Page and application data records:

== Segment start ==

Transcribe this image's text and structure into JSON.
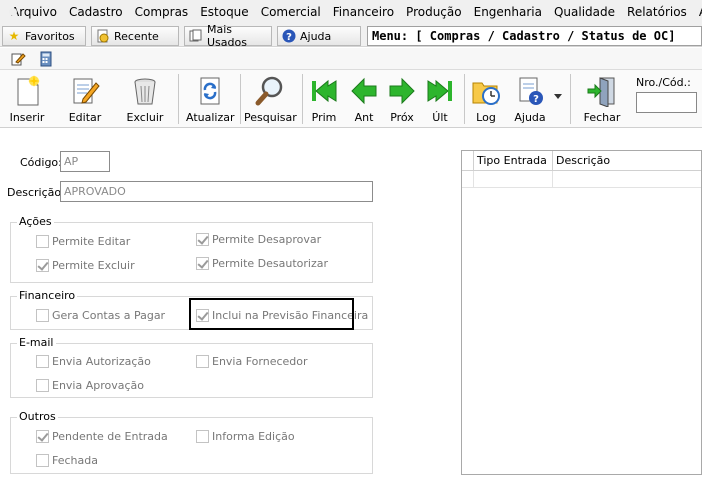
{
  "menubar": {
    "items": [
      "Arquivo",
      "Cadastro",
      "Compras",
      "Estoque",
      "Comercial",
      "Financeiro",
      "Produção",
      "Engenharia",
      "Qualidade",
      "Relatórios",
      "Ajuda"
    ]
  },
  "quickbar": {
    "favoritos": "Favoritos",
    "recente": "Recente",
    "mais_usados": "Mais Usados",
    "ajuda": "Ajuda",
    "menu_path": "Menu: [ Compras / Cadastro / Status de OC]"
  },
  "toolbar": {
    "inserir": "Inserir",
    "editar": "Editar",
    "excluir": "Excluir",
    "atualizar": "Atualizar",
    "pesquisar": "Pesquisar",
    "prim": "Prim",
    "ant": "Ant",
    "prox": "Próx",
    "ult": "Últ",
    "log": "Log",
    "ajuda": "Ajuda",
    "fechar": "Fechar",
    "nro_label": "Nro./Cód.:",
    "nro_value": ""
  },
  "form": {
    "codigo_label": "Código:",
    "codigo_value": "AP",
    "descricao_label": "Descrição:",
    "descricao_value": "APROVADO",
    "acoes": {
      "title": "Ações",
      "permite_editar": "Permite Editar",
      "permite_desaprovar": "Permite Desaprovar",
      "permite_excluir": "Permite Excluir",
      "permite_desautorizar": "Permite Desautorizar"
    },
    "financeiro": {
      "title": "Financeiro",
      "gera_contas": "Gera Contas a Pagar",
      "inclui_previsao": "Inclui na Previsão Financeira"
    },
    "email": {
      "title": "E-mail",
      "envia_autorizacao": "Envia Autorização",
      "envia_fornecedor": "Envia Fornecedor",
      "envia_aprovacao": "Envia Aprovação"
    },
    "outros": {
      "title": "Outros",
      "pendente_entrada": "Pendente de Entrada",
      "informa_edicao": "Informa Edição",
      "fechada": "Fechada"
    }
  },
  "grid": {
    "columns": [
      "Tipo Entrada",
      "Descrição"
    ]
  },
  "colors": {
    "nav_green": "#2db52d",
    "accent_blue": "#2a6fc9"
  }
}
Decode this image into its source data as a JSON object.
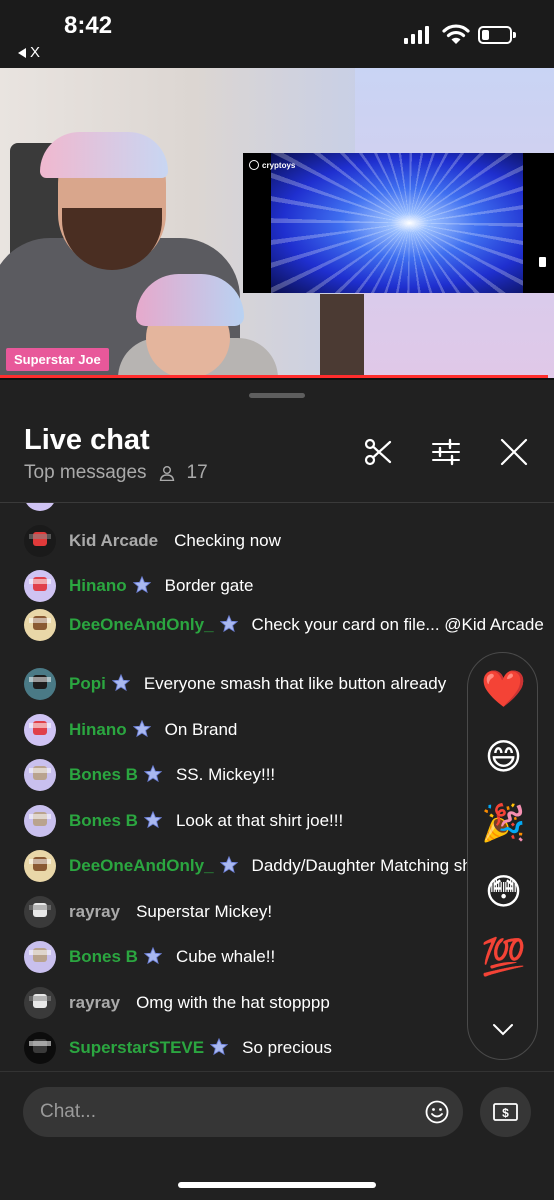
{
  "status_bar": {
    "time": "8:42",
    "back_label": "X",
    "battery_percent": 20
  },
  "video": {
    "presenter_tag": "Superstar Joe",
    "overlay_logo": "cryptoys"
  },
  "chat": {
    "title": "Live chat",
    "mode": "Top messages",
    "viewer_count": "17",
    "messages": [
      {
        "author": "Kid Arcade",
        "text": "Checking now",
        "member": false,
        "avatar_color": "#1a1a1a",
        "accent": "#e03a3a"
      },
      {
        "author": "Hinano",
        "text": "Border gate",
        "member": true,
        "avatar_color": "#cfc3f3",
        "accent": "#e0404a"
      },
      {
        "author": "DeeOneAndOnly_",
        "text": "Check your card on file... @Kid Arcade",
        "member": true,
        "avatar_color": "#e9d7a8",
        "accent": "#8a5a34"
      },
      {
        "author": "Popi",
        "text": "Everyone smash that like button already",
        "member": true,
        "avatar_color": "#4a7a86",
        "accent": "#1c1c1c"
      },
      {
        "author": "Hinano",
        "text": "On Brand",
        "member": true,
        "avatar_color": "#cfc3f3",
        "accent": "#e0404a"
      },
      {
        "author": "Bones B",
        "text": "SS. Mickey!!!",
        "member": true,
        "avatar_color": "#c9c0ee",
        "accent": "#b9a38e"
      },
      {
        "author": "Bones B",
        "text": "Look at that shirt joe!!!",
        "member": true,
        "avatar_color": "#c9c0ee",
        "accent": "#b9a38e"
      },
      {
        "author": "DeeOneAndOnly_",
        "text": "Daddy/Daughter Matching shirts",
        "member": true,
        "avatar_color": "#e9d7a8",
        "accent": "#8a5a34"
      },
      {
        "author": "rayray",
        "text": "Superstar Mickey!",
        "member": false,
        "avatar_color": "#3a3a3a",
        "accent": "#e8e8e8"
      },
      {
        "author": "Bones B",
        "text": "Cube whale!!",
        "member": true,
        "avatar_color": "#c9c0ee",
        "accent": "#b9a38e"
      },
      {
        "author": "rayray",
        "text": "Omg with the hat stopppp",
        "member": false,
        "avatar_color": "#3a3a3a",
        "accent": "#e8e8e8"
      },
      {
        "author": "SuperstarSTEVE",
        "text": "So precious",
        "member": true,
        "avatar_color": "#0c0c0c",
        "accent": "#3a3a3a"
      }
    ],
    "reactions": [
      "❤️",
      "😄",
      "🎉",
      "😳",
      "💯"
    ],
    "input_placeholder": "Chat..."
  }
}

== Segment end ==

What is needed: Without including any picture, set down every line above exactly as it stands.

Exercise output:
Transcribe this image's text and structure into JSON.
{
  "menubar": {
    "items": [
      "Arquivo",
      "Cadastro",
      "Compras",
      "Estoque",
      "Comercial",
      "Financeiro",
      "Produção",
      "Engenharia",
      "Qualidade",
      "Relatórios",
      "Ajuda"
    ]
  },
  "quickbar": {
    "favoritos": "Favoritos",
    "recente": "Recente",
    "mais_usados": "Mais Usados",
    "ajuda": "Ajuda",
    "menu_path": "Menu: [ Compras / Cadastro / Status de OC]"
  },
  "toolbar": {
    "inserir": "Inserir",
    "editar": "Editar",
    "excluir": "Excluir",
    "atualizar": "Atualizar",
    "pesquisar": "Pesquisar",
    "prim": "Prim",
    "ant": "Ant",
    "prox": "Próx",
    "ult": "Últ",
    "log": "Log",
    "ajuda": "Ajuda",
    "fechar": "Fechar",
    "nro_label": "Nro./Cód.:",
    "nro_value": ""
  },
  "form": {
    "codigo_label": "Código:",
    "codigo_value": "AP",
    "descricao_label": "Descrição:",
    "descricao_value": "APROVADO",
    "acoes": {
      "title": "Ações",
      "permite_editar": "Permite Editar",
      "permite_desaprovar": "Permite Desaprovar",
      "permite_excluir": "Permite Excluir",
      "permite_desautorizar": "Permite Desautorizar"
    },
    "financeiro": {
      "title": "Financeiro",
      "gera_contas": "Gera Contas a Pagar",
      "inclui_previsao": "Inclui na Previsão Financeira"
    },
    "email": {
      "title": "E-mail",
      "envia_autorizacao": "Envia Autorização",
      "envia_fornecedor": "Envia Fornecedor",
      "envia_aprovacao": "Envia Aprovação"
    },
    "outros": {
      "title": "Outros",
      "pendente_entrada": "Pendente de Entrada",
      "informa_edicao": "Informa Edição",
      "fechada": "Fechada"
    }
  },
  "grid": {
    "columns": [
      "Tipo Entrada",
      "Descrição"
    ]
  },
  "colors": {
    "nav_green": "#2db52d",
    "accent_blue": "#2a6fc9"
  }
}
Decode this image into its source data as a JSON object.
{
  "status_bar": {
    "time": "8:42",
    "back_label": "X",
    "battery_percent": 20
  },
  "video": {
    "presenter_tag": "Superstar Joe",
    "overlay_logo": "cryptoys"
  },
  "chat": {
    "title": "Live chat",
    "mode": "Top messages",
    "viewer_count": "17",
    "messages": [
      {
        "author": "Kid Arcade",
        "text": "Checking now",
        "member": false,
        "avatar_color": "#1a1a1a",
        "accent": "#e03a3a"
      },
      {
        "author": "Hinano",
        "text": "Border gate",
        "member": true,
        "avatar_color": "#cfc3f3",
        "accent": "#e0404a"
      },
      {
        "author": "DeeOneAndOnly_",
        "text": "Check your card on file... @Kid Arcade",
        "member": true,
        "avatar_color": "#e9d7a8",
        "accent": "#8a5a34"
      },
      {
        "author": "Popi",
        "text": "Everyone smash that like button already",
        "member": true,
        "avatar_color": "#4a7a86",
        "accent": "#1c1c1c"
      },
      {
        "author": "Hinano",
        "text": "On Brand",
        "member": true,
        "avatar_color": "#cfc3f3",
        "accent": "#e0404a"
      },
      {
        "author": "Bones B",
        "text": "SS. Mickey!!!",
        "member": true,
        "avatar_color": "#c9c0ee",
        "accent": "#b9a38e"
      },
      {
        "author": "Bones B",
        "text": "Look at that shirt joe!!!",
        "member": true,
        "avatar_color": "#c9c0ee",
        "accent": "#b9a38e"
      },
      {
        "author": "DeeOneAndOnly_",
        "text": "Daddy/Daughter Matching shirts",
        "member": true,
        "avatar_color": "#e9d7a8",
        "accent": "#8a5a34"
      },
      {
        "author": "rayray",
        "text": "Superstar Mickey!",
        "member": false,
        "avatar_color": "#3a3a3a",
        "accent": "#e8e8e8"
      },
      {
        "author": "Bones B",
        "text": "Cube whale!!",
        "member": true,
        "avatar_color": "#c9c0ee",
        "accent": "#b9a38e"
      },
      {
        "author": "rayray",
        "text": "Omg with the hat stopppp",
        "member": false,
        "avatar_color": "#3a3a3a",
        "accent": "#e8e8e8"
      },
      {
        "author": "SuperstarSTEVE",
        "text": "So precious",
        "member": true,
        "avatar_color": "#0c0c0c",
        "accent": "#3a3a3a"
      }
    ],
    "reactions": [
      "❤️",
      "😄",
      "🎉",
      "😳",
      "💯"
    ],
    "input_placeholder": "Chat..."
  }
}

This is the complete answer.